Looking back: The Sky at Night
31 May 1981
On 31 May 1981, The Sky at Night took a look at the most distant major planet of our Solar System, Neptune. Though the gas giant had been discovered over a century before in 1846, it had remained something of an enigma. Neptune is some four and a half billion kilometres from Earth, making observations challenging. Even by 1981 little was known about the planet, though astronomers had managed to measure the planet’s rotation – once every 16 hours – and discovered at least one large moon, named Triton.
This would soon change, however, as interplanetary spacecraft Voyager 2 was due to fly past the planet in 1989. On the episode, presenter Patrick Moore spoke with Garry Hunt, a member of the spacecraft’s imaging team, about what the
hoped to achieve.
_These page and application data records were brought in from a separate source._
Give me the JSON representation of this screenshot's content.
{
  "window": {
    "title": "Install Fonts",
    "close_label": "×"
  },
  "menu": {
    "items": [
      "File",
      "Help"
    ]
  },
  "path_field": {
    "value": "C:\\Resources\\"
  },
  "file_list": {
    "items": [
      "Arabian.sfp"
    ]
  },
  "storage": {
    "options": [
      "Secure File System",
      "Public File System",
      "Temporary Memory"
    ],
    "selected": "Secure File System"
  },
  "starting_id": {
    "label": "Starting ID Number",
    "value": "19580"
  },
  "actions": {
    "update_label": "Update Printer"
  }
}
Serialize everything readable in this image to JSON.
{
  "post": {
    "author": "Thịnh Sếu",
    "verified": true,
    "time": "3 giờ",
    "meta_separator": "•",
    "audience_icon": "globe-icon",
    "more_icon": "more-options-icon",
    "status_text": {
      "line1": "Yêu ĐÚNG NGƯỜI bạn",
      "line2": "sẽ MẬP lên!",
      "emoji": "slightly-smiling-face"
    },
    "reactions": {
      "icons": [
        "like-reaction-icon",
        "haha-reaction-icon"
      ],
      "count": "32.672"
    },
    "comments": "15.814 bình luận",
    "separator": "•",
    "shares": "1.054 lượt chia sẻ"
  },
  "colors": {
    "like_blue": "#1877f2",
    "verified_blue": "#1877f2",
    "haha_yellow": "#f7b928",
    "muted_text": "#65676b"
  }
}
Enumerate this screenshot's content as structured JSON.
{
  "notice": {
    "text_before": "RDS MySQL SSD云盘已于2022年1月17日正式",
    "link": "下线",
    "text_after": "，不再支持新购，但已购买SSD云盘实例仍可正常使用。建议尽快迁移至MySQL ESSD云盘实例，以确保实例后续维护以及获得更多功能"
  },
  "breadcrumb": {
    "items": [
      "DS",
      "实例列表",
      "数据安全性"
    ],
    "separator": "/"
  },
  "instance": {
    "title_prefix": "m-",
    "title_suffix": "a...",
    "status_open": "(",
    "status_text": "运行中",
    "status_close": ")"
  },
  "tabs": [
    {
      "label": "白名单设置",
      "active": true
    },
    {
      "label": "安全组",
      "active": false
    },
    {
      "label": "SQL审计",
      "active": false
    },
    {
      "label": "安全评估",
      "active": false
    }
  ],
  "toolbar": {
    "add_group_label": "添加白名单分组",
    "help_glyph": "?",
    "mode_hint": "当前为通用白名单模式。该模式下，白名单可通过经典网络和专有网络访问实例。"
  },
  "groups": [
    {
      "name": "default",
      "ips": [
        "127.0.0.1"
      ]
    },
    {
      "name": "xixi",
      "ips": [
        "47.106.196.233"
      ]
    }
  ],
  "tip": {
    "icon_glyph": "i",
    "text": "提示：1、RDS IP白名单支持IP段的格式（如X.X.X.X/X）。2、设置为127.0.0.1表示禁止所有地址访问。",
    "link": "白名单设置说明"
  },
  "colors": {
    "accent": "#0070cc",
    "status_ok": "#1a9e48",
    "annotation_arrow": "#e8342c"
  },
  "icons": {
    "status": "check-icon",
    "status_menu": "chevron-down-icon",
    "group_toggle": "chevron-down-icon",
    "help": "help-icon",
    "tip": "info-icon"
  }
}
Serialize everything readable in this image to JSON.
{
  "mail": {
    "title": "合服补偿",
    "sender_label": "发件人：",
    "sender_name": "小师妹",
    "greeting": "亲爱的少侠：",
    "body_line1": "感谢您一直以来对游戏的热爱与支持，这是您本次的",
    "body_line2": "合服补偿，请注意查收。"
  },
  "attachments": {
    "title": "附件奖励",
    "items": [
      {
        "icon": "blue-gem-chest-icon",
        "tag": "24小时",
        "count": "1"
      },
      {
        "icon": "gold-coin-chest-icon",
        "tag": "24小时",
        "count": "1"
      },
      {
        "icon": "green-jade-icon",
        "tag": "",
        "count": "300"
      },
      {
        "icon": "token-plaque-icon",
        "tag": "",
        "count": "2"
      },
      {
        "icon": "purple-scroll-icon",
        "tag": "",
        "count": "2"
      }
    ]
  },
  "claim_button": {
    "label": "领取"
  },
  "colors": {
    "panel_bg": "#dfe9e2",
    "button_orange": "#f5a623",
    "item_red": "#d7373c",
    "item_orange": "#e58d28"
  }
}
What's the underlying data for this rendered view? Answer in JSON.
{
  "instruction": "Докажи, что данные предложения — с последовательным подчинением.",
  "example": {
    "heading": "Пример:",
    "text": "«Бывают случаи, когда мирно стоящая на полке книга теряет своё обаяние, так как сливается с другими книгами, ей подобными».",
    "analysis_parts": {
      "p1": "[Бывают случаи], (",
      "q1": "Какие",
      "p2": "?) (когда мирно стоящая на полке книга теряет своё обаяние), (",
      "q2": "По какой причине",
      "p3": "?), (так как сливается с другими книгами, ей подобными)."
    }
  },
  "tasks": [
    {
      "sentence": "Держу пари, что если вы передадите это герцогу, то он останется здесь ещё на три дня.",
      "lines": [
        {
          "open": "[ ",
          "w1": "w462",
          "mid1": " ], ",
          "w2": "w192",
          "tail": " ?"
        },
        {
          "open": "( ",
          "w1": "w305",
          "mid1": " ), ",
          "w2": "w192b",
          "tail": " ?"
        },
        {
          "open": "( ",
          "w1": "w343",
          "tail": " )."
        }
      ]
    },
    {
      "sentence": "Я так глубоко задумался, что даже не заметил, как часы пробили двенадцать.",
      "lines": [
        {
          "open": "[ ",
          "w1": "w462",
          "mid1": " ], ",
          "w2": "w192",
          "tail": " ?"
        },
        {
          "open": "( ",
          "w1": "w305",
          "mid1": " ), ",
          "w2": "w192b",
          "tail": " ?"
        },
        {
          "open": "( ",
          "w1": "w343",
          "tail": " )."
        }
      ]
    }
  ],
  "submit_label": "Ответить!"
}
When Voyager 2
past the planet on 25 August 1989, it revealed a surprisingly lively world. Despite being far away from the heat of the Sun, the planet was home to the fastest winds in the known Solar System, which reached over 2,000 km/h.
Moore and Hunt teamed up over Neptune once again in 1994, when the pair wrote a summary of all we knew about the planet up until that point, called Atlas of Neptune.